You Can Order Clothes Seen on Fashion Star, But You May Never Get Them

Illustration for article titled You Can Order Clothes Seen on Fashion Star, But You May Never Get Them

Last week, the new fashion design competition and home shopping show, Fashion Star, debuted on NBC. The ratings were okay — not great — but about 4 million people tuned in. Some of those folks attempted to order clothing seen on the show. But that doesn't mean they actually received any garments.

Illustration for article titled You Can Order Clothes Seen on Fashion Star, But You May Never Get Them

We tried ordering the H&M dress designed by Sarah Parrott immediately after the show last Tuesday night — March 13 — and received a confirmation email at 11:10pm, stating that the items would ship on March 15. Quick! Efficient! Easy! Then on March 15, we received an email which read:

Dear Valued Customer:

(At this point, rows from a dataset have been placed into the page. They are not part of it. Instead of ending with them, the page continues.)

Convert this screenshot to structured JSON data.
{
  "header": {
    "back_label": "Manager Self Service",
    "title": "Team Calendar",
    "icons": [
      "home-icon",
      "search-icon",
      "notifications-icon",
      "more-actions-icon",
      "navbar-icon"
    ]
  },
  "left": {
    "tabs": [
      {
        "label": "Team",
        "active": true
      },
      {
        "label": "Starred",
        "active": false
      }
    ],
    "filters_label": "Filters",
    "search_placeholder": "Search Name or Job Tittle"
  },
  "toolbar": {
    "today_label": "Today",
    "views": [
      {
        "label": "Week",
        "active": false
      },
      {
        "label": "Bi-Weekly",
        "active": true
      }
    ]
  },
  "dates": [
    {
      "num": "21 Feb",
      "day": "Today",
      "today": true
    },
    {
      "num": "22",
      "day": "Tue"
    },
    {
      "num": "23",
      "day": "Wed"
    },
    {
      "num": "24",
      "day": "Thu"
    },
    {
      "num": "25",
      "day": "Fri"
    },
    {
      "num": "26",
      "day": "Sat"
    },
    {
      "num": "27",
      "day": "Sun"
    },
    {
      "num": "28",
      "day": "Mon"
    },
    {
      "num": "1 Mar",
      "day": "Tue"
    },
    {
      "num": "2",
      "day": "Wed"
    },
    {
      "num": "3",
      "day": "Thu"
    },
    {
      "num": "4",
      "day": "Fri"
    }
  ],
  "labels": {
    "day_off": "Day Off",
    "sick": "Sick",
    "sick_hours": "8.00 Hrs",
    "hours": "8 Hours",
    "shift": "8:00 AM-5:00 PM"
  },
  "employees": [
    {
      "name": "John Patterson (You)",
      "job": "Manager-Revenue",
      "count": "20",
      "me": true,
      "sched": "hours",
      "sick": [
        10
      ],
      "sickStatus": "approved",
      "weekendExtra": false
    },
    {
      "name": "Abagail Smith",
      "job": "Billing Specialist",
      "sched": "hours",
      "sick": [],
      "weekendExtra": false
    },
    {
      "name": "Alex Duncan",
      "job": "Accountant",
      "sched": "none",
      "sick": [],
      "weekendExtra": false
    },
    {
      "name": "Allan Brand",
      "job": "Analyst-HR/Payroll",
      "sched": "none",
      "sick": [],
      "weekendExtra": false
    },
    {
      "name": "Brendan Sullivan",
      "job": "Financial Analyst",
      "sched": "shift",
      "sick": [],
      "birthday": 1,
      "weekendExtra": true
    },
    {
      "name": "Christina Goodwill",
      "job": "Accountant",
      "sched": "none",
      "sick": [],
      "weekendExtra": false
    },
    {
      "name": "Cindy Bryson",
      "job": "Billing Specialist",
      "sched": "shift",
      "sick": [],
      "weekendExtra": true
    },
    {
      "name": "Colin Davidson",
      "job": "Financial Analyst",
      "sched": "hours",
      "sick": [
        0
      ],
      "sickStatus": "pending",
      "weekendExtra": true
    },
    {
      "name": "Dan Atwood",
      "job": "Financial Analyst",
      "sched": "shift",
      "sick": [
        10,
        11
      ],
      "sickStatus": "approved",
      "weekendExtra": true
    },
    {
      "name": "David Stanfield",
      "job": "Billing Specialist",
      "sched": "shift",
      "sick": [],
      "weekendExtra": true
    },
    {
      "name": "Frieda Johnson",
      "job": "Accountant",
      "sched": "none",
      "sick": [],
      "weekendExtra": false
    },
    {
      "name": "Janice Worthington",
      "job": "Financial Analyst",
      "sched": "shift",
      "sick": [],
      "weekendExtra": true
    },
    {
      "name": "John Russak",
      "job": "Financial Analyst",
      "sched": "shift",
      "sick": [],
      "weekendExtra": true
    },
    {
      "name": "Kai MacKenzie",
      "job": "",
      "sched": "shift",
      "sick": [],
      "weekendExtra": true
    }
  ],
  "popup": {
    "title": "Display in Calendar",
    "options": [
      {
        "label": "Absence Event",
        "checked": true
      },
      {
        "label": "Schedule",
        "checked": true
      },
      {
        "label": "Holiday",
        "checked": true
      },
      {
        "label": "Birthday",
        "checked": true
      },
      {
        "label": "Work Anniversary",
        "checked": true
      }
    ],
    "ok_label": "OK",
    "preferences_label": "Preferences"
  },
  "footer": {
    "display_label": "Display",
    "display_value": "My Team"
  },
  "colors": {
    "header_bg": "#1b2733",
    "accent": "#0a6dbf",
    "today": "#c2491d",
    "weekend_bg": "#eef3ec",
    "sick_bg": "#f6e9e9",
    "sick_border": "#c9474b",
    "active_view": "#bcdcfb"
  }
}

Thank you for your recent order placed on the H&M Fashion Star website. We appreciate you coming to shop at our online store. However, we regret to inform you that due to a technical error with the available inventory in the online store, we are not able to fulfill your order and as a result your order has been cancelled in accordance with the Terms & Conditions of the H&M Fashion Star store.

We sincerely appreciate your understanding in this matter and apologize for any inconvenience this may have caused. Please use this code HMFSFSW1 for 20% and free shipping on your next order at Code expires 3/28/2012 at 11:59 PM PT.

Additionally, you will receive another email later this month with a different code for 20% off and free shipping for a future order.Winning items go live at 11:00 PM ET on Tuesdays after Fashion Star airs. Please remember all winning items are limited quantities!

H&M Fashion Star Customer Care Team

Ugh. Twenty percent off is a nice gesture, but what about the dress we wanted (and thought we'd paid for)? We weren't the only ones who had issues. A commenter on the Today show website writes:

H&M cannot manage the inventory on this dress. Really pissed that I tried to be proactive but they did not plan for the popularity.

I ordered this dress on 3/13/11. On 3/14/11 I went in store to make sure I ordered the right size. Tried on the other color but passed because I knew one was coming in the mail. On 3/15/11 I received an e-mail that there was an inventory glitch and it would not be coming. I tried calling all the local stores and located one 50 miles away that has the dress in my size. The corporate policy is that they cannot hold purchases, so they will not hold the dress I am TRYING to buy in response to their own inventory problem.

Totally unacceptable.

And there are many other similar complaints. (Other sore spots for viewers: the two-in-one skirt, sold at Saks, was priced at $350; and the fact that none of the items for sale came in plus sizes. As one viewer wrote on Facebook, "way to ignore half of your audience.")

Priced at $19.95, it makes sense that the H&M dress designed by Sarah Parrott sold fairly quickly, but we couldn't help but wonder if the show and/or retailer purposely kept quantities low to create the buzz. As Fashionista reports:

But maybe these items are selling out because retailers placed small orders, designed to sell out fast. [H&M buyer Nicole Christie] assured us that's not the case. "I can tell you that we ordered the dresses at our normal order size–average H&M quantities," she said. "And we have it in 101 stores in the country and…it's flying off the shelves."

Still, fashion is a business where customer satisfaction should be the ultimate goal, and for many, this experiment didn't deliver.



Why is plus size still so hard for fashion? I know that some styles and proportions don't always look great on all figures, but the dress shown up above would look really flattering on a really wide range of body sizes.